As the title suggests, there are endings in the lives of these characters; new beginnings seem to be more difficult.

First we meet Tom Cartwright, the eldest son in the family, entertaining a friend from university.

There isn’t much to do in the small town of Struan, in northern Ontario in 1967, but there is the ravine, complete with a treacherous path and an amazing waterfall. The appearance of a lynx is an unexpected thrill.

On this adventure are Tom, Simon (his guest) and Rob, a lifelong buddy. Rob is sad and distracted, and he won’t be coming home from this undertaking.

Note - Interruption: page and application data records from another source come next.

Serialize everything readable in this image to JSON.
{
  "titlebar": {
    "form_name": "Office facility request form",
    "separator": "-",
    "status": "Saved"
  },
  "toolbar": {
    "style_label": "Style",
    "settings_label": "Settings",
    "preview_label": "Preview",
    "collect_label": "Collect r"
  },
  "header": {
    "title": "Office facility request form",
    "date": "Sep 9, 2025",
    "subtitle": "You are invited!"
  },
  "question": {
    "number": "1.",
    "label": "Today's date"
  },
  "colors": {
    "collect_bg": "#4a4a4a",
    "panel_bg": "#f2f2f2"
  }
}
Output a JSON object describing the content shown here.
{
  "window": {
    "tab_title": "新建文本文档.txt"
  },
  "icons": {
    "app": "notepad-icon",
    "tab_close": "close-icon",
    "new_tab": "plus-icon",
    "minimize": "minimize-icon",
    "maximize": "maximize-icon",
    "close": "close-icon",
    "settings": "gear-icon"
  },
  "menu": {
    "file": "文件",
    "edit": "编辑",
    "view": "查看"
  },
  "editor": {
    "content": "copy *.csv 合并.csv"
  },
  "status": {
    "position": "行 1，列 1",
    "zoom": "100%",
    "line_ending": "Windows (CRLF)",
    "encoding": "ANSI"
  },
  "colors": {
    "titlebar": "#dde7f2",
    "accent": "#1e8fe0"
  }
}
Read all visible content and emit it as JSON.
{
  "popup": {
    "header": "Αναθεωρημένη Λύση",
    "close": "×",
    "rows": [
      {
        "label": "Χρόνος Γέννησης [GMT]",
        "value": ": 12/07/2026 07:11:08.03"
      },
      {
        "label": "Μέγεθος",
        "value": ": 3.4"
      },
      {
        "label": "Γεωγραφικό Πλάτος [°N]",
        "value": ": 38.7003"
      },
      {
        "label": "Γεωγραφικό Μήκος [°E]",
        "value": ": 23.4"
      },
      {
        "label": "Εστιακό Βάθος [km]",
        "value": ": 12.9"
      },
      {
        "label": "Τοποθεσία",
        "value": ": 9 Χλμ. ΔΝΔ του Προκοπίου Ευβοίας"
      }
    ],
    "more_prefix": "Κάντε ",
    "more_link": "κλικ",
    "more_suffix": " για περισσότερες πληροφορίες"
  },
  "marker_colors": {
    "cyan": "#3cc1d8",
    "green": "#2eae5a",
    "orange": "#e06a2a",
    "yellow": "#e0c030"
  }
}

Megan, Tom’s sister, is 21 and getting ready to leave home. The problem is that Megan has been depended on for all the household chores, including discipline of her younger siblings, while her mother produces one baby after another.

Now Megan wants out and who can blame her?

Emily is the mother of this brood. She is only happy when she has a new baby, but no one seems aware of her precarious health.

Edward is the father of Megan, Tom, Donald, Gary, the twins Peter and Corey, and Adam. Henry died in infancy.

As a dependable parent, Edward is a dud. He is the bank manager, but when at home, he does not involve himself with family matters. He retires to his office and escapes into books about the ancient Romans.

Occasionally, when their noise gets excessive, he comes down hard on Peter and Corey. Then he hates himself because his own father was a brute.

When he examines his life he can come up with many excuses, including, “I never wanted a marriage and a family, it was all Emily.”

The only really steady person in this family is Megan — and she is leaving.

In a household where emotions are smothered, conversation is only of the necessary kind and anyone who suspects there is a problem, convinces themselves that “It will be all right,” almost anything can happen.

There is tragedy in this story and there is spiritual death, as family members deal ineffectually with grief and neglect.

So this all sounds pretty bleak, but there are good reasons for these characters behaving the way they do.

Lawson knows families and she understands that when communication breaks down, things fall apart.

Donald and Gary have joined the navy and they are gone; Megan is in London; Tom seems unable to take action, and maybe it isn’t possible to really escape the trap that is this family.

But things are changing in Struan: a new resort hotel is being built, which may liven up the town. Maybe there will be new options for everyone.

This book will be a good choice for book clubs.

Peggy Freeman is a local freelance books reviewer.